Aim of the task:
Work out the number of lines in the records that include the word "screenshot"; reply with that number alone.

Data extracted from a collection

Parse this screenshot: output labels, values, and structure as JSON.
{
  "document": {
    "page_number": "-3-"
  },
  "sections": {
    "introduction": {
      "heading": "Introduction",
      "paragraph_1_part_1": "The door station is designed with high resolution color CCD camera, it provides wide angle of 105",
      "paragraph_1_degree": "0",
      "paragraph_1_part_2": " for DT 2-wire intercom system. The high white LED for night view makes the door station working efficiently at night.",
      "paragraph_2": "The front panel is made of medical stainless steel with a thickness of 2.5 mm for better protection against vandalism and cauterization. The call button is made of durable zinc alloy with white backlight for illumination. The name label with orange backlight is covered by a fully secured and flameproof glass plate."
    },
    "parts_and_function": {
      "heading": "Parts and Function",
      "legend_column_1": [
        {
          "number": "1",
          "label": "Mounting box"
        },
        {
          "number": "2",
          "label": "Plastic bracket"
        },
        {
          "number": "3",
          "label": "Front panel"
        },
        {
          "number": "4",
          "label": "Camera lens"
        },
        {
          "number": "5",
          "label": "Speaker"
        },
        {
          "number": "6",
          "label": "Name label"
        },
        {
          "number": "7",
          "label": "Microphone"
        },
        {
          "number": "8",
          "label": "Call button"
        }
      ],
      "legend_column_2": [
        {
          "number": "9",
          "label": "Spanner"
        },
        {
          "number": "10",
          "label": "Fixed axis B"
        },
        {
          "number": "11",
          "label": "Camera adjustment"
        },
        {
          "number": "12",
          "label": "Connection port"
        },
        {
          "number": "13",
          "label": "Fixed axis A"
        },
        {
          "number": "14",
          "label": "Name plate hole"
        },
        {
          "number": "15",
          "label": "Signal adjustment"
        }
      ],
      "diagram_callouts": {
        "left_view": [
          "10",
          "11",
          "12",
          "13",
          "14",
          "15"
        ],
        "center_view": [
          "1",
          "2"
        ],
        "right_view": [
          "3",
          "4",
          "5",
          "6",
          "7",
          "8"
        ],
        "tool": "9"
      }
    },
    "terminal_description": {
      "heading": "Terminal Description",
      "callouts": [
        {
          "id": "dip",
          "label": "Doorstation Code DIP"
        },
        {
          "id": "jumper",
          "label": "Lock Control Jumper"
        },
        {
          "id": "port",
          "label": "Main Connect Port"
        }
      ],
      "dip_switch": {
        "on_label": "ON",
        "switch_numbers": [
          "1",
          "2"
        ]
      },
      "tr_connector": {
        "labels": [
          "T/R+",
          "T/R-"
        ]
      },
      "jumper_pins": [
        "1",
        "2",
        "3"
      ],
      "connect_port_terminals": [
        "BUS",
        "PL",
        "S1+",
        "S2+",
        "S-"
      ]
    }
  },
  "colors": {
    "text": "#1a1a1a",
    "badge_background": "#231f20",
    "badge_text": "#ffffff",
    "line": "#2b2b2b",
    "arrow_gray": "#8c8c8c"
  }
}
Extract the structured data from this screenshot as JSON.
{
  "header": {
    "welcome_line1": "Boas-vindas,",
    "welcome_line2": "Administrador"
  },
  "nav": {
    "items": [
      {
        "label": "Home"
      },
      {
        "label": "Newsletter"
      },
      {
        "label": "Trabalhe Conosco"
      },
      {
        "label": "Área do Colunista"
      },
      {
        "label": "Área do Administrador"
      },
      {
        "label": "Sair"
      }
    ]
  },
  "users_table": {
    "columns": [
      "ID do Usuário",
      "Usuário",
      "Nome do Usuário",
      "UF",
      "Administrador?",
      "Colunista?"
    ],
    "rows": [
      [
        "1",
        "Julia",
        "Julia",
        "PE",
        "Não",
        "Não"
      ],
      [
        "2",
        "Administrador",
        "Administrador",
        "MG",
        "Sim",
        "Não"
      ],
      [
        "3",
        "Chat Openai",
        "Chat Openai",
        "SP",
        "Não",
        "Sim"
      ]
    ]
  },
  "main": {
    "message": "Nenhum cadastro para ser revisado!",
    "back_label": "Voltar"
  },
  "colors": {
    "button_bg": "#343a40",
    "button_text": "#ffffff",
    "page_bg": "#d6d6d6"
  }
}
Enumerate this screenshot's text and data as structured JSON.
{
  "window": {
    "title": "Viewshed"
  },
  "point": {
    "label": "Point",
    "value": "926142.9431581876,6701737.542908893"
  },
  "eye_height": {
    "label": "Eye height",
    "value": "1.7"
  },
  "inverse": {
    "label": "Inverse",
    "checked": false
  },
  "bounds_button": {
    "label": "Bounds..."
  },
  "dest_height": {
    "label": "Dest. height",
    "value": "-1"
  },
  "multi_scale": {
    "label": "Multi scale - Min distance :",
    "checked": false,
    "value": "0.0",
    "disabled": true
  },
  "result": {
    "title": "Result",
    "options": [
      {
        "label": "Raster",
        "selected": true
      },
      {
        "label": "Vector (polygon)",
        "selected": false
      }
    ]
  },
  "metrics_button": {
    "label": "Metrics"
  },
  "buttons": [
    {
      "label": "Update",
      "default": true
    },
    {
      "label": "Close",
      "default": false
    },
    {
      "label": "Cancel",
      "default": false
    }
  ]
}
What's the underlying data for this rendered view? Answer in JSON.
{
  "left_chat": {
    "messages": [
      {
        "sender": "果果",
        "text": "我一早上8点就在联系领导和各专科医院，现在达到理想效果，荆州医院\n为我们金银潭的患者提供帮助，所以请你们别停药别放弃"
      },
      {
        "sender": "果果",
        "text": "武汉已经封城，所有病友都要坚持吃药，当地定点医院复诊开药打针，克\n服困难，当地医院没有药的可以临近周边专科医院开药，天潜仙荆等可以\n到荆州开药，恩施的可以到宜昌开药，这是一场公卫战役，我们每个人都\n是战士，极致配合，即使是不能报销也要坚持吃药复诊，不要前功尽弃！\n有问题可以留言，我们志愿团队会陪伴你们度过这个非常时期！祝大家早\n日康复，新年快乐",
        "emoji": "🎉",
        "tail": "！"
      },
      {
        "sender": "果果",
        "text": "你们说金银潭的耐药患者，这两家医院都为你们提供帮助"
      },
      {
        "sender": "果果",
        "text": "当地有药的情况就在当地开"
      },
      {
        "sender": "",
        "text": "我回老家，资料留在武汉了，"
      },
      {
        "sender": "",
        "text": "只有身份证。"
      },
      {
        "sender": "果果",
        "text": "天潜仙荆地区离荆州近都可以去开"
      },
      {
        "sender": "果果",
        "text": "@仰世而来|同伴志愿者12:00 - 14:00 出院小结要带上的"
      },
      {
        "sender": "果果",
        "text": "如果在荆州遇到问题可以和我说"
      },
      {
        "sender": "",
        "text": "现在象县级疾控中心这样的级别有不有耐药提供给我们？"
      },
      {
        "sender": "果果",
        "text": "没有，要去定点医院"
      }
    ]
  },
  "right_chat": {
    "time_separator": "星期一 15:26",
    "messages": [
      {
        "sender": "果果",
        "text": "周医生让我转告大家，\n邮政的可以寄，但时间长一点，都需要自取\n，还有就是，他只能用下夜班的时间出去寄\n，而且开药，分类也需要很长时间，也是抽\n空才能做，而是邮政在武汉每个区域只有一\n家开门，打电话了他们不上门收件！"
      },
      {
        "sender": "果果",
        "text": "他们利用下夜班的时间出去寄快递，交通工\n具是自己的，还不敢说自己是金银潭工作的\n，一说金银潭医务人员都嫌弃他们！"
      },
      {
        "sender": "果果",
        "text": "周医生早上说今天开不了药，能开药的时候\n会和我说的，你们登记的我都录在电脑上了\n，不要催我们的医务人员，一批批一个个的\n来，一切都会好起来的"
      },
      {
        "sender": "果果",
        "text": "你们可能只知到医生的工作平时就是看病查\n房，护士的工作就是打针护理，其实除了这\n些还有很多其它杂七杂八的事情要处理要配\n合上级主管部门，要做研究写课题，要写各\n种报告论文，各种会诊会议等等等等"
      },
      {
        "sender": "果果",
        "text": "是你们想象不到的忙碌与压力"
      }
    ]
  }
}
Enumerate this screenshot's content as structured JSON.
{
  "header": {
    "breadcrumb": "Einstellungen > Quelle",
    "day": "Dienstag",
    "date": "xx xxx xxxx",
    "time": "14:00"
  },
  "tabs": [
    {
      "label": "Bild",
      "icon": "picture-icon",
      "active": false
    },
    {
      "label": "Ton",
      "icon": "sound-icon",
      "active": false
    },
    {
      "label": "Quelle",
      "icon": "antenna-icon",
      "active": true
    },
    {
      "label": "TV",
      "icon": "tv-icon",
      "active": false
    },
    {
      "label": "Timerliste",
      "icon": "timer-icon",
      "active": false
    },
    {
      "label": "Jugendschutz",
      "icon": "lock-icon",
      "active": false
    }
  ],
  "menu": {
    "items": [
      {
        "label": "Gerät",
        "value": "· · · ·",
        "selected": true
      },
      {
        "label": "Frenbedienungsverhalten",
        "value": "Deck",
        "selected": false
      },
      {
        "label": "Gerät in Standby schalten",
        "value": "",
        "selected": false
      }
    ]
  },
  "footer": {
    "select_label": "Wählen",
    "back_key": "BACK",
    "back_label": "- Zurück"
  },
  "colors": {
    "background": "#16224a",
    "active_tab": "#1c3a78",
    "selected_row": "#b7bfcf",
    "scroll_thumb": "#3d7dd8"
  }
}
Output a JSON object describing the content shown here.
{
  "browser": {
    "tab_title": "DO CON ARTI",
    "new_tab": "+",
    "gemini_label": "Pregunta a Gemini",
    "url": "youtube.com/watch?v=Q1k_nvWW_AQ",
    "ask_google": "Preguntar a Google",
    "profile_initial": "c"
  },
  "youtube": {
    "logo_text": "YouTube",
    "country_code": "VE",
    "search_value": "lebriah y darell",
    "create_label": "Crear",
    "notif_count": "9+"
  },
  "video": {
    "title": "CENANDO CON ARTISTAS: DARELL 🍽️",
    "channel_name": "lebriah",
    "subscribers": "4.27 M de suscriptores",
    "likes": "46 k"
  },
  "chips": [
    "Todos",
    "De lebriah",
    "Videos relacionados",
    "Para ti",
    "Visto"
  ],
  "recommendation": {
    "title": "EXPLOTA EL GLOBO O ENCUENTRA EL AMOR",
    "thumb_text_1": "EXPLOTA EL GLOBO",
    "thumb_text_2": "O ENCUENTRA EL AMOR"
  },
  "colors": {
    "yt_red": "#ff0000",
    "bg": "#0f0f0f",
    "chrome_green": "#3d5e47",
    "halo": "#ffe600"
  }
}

Answer space:
4